Former Texas Police Officer Amber Guyger was convicted of murder on Oct. 1.
Last September, she mistook Botham Jean’s apartment for her own after a 13-hour workday and fatally shot him, as she thought he was an intruder in her apartment.
Guyger is the first Dallas police officer convicted of murder since the 1970s.
According to Bobby Allyn, a reporter for NPR, “Under Texas law, convicting a defendant of murder requires proving someone intentionally killed another person, as opposed to manslaughter, in which prosecutors have to show someone was killed because of recklessness.”
Guyger’s testimony focused on self-defense.
“I was scared whoever was inside my apartment was going to kill me,” she said. “No police officer would want to hurt an innocent person.”
The prosecution used Jean’s doormat as evidence to win Guyger’s murder conviction; Jean’s doormat was red, and Guyger did not own a doormat.
The defense made the case that the reason for wrongful death was a long workday. Guyger fired two shots at Jean, one fatal.
On Oct. 12, less than two weeks after Guyer’s conviction, a police officer in Fort Worth, Texas, fatally shot citizen Atatiana Jefferson in her home while doing a welfare check, according to P.R. Lockhart of Vox.
In this case, a woman called a non-emergency 311 number, stating that there was a door open at a home nearby.
Officer Aaron Dean fired shots through the window of Jefferson’s home, killing her.
Officer Dean was arrested Monday on a murder charge. He was freed hours later on bail.
Lee Merritt, the Jeffersons’ lawyer for this case, commented on the incident in an interview with Susan Hendricks of HLN.

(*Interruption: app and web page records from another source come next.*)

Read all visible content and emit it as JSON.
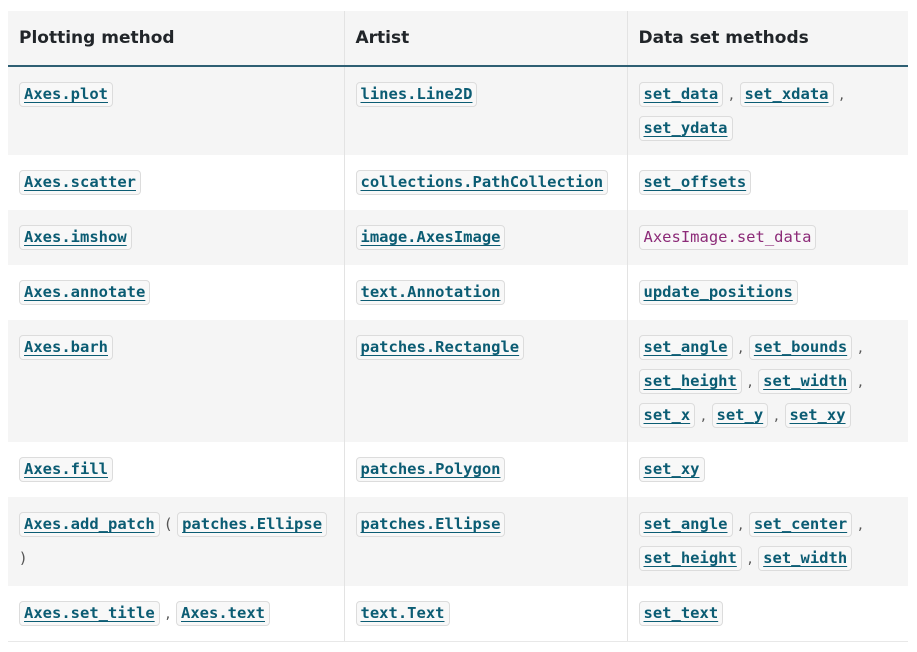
{
  "table": {
    "headers": [
      "Plotting method",
      "Artist",
      "Data set methods"
    ],
    "rows": [
      {
        "method": [
          {
            "t": "Axes.plot",
            "link": true
          }
        ],
        "artist": [
          {
            "t": "lines.Line2D",
            "link": true
          }
        ],
        "data_methods": [
          {
            "t": "set_data",
            "link": true
          },
          {
            "s": ","
          },
          {
            "t": "set_xdata",
            "link": true
          },
          {
            "s": ","
          },
          {
            "t": "set_ydata",
            "link": true
          }
        ]
      },
      {
        "method": [
          {
            "t": "Axes.scatter",
            "link": true
          }
        ],
        "artist": [
          {
            "t": "collections.PathCollection",
            "link": true
          }
        ],
        "data_methods": [
          {
            "t": "set_offsets",
            "link": true
          }
        ]
      },
      {
        "method": [
          {
            "t": "Axes.imshow",
            "link": true
          }
        ],
        "artist": [
          {
            "t": "image.AxesImage",
            "link": true
          }
        ],
        "data_methods": [
          {
            "t": "AxesImage.set_data",
            "link": false
          }
        ]
      },
      {
        "method": [
          {
            "t": "Axes.annotate",
            "link": true
          }
        ],
        "artist": [
          {
            "t": "text.Annotation",
            "link": true
          }
        ],
        "data_methods": [
          {
            "t": "update_positions",
            "link": true
          }
        ]
      },
      {
        "method": [
          {
            "t": "Axes.barh",
            "link": true
          }
        ],
        "artist": [
          {
            "t": "patches.Rectangle",
            "link": true
          }
        ],
        "data_methods": [
          {
            "t": "set_angle",
            "link": true
          },
          {
            "s": ","
          },
          {
            "t": "set_bounds",
            "link": true
          },
          {
            "s": ","
          },
          {
            "t": "set_height",
            "link": true
          },
          {
            "s": ","
          },
          {
            "t": "set_width",
            "link": true
          },
          {
            "s": ","
          },
          {
            "t": "set_x",
            "link": true
          },
          {
            "s": ","
          },
          {
            "t": "set_y",
            "link": true
          },
          {
            "s": ","
          },
          {
            "t": "set_xy",
            "link": true
          }
        ]
      },
      {
        "method": [
          {
            "t": "Axes.fill",
            "link": true
          }
        ],
        "artist": [
          {
            "t": "patches.Polygon",
            "link": true
          }
        ],
        "data_methods": [
          {
            "t": "set_xy",
            "link": true
          }
        ]
      },
      {
        "method": [
          {
            "t": "Axes.add_patch",
            "link": true
          },
          {
            "s": "("
          },
          {
            "t": "patches.Ellipse",
            "link": true
          },
          {
            "s": ")"
          }
        ],
        "artist": [
          {
            "t": "patches.Ellipse",
            "link": true
          }
        ],
        "data_methods": [
          {
            "t": "set_angle",
            "link": true
          },
          {
            "s": ","
          },
          {
            "t": "set_center",
            "link": true
          },
          {
            "s": ","
          },
          {
            "t": "set_height",
            "link": true
          },
          {
            "s": ","
          },
          {
            "t": "set_width",
            "link": true
          }
        ]
      },
      {
        "method": [
          {
            "t": "Axes.set_title",
            "link": true
          },
          {
            "s": ","
          },
          {
            "t": "Axes.text",
            "link": true
          }
        ],
        "artist": [
          {
            "t": "text.Text",
            "link": true
          }
        ],
        "data_methods": [
          {
            "t": "set_text",
            "link": true
          }
        ]
      }
    ]
  }
}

“In the past two weeks, [I’ve seen] two families of unarmed, nonviolent African Americans who were in their own homes [and] were killed by police,” Merritt said. “Law-abiding citizens … This is a culture of brutality in this country that we have allowed to reach a crisis proportion.”

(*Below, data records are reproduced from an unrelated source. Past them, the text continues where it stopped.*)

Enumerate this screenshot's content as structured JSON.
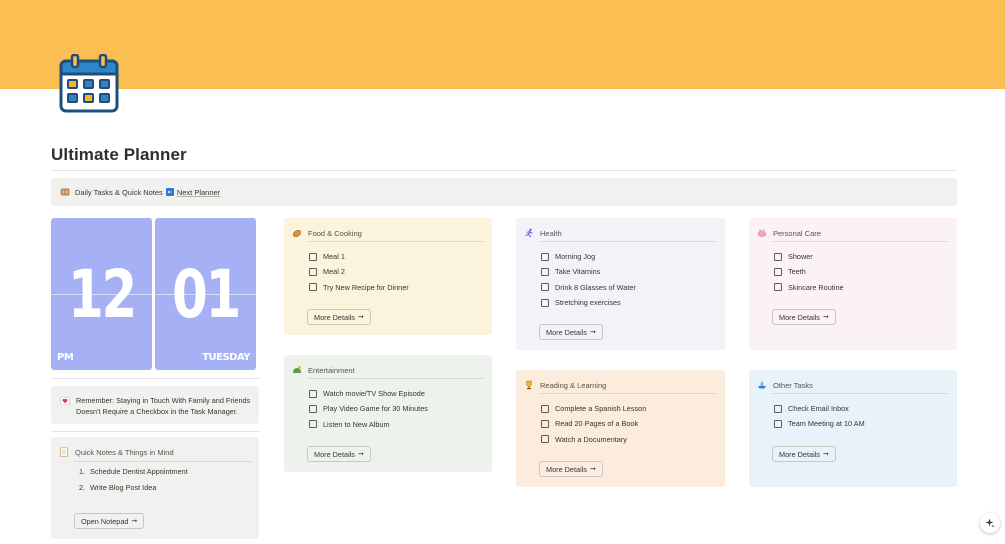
{
  "page": {
    "title": "Ultimate Planner"
  },
  "callout": {
    "text": "Daily Tasks & Quick Notes",
    "link": "Next Planner"
  },
  "clock": {
    "hour": "12",
    "minute": "01",
    "period": "PM",
    "weekday": "TUESDAY"
  },
  "reminder": {
    "text": "Remember: Staying in Touch With Family and Friends Doesn't Require a Checkbox in the Task Manager."
  },
  "notes": {
    "title": "Quick Notes & Things in Mind",
    "items": [
      {
        "n": "1.",
        "text": "Schedule Dentist Appointment"
      },
      {
        "n": "2.",
        "text": "Write Blog Post Idea"
      }
    ],
    "button": "Open Notepad"
  },
  "cards": {
    "food": {
      "title": "Food & Cooking",
      "items": [
        "Meal 1",
        "Meal 2",
        "Try New Recipe for Dinner"
      ],
      "button": "More Details",
      "bg": "#fbf3db"
    },
    "health": {
      "title": "Health",
      "items": [
        "Morning Jog",
        "Take Vitamins",
        "Drink 8 Glasses of Water",
        "Stretching exercises"
      ],
      "button": "More Details",
      "bg": "#f4f2f9"
    },
    "personal": {
      "title": "Personal Care",
      "items": [
        "Shower",
        "Teeth",
        "Skincare Routine"
      ],
      "button": "More Details",
      "bg": "#fbf2f5"
    },
    "entertainment": {
      "title": "Entertainment",
      "items": [
        "Watch movie/TV Show Episode",
        "Play Video Game for 30 Minutes",
        "Listen to New Album"
      ],
      "button": "More Details",
      "bg": "#edf3ec"
    },
    "reading": {
      "title": "Reading & Learning",
      "items": [
        "Complete a Spanish Lesson",
        "Read 20 Pages of a Book",
        "Watch a Documentary"
      ],
      "button": "More Details",
      "bg": "#fbecdd"
    },
    "other": {
      "title": "Other Tasks",
      "items": [
        "Check Email Inbox",
        "Team Meeting at 10 AM"
      ],
      "button": "More Details",
      "bg": "#e7f3f8"
    }
  },
  "colors": {
    "cover": "#fbbe52",
    "clock": "#a6b1f5"
  },
  "icons": {
    "page": "calendar-icon",
    "callout": "notebook-icon",
    "link": "arrow-right-box-icon",
    "reminder": "heart-letter-icon",
    "notes": "memo-icon",
    "food": "bread-icon",
    "health": "runner-icon",
    "personal": "soap-icon",
    "entertainment": "game-icon",
    "reading": "trophy-icon",
    "other": "ship-icon",
    "assistant": "sparkle-icon"
  }
}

Jefferson’s death is the sixth fatal shooting by a police officer in Fort Worth since June 2019.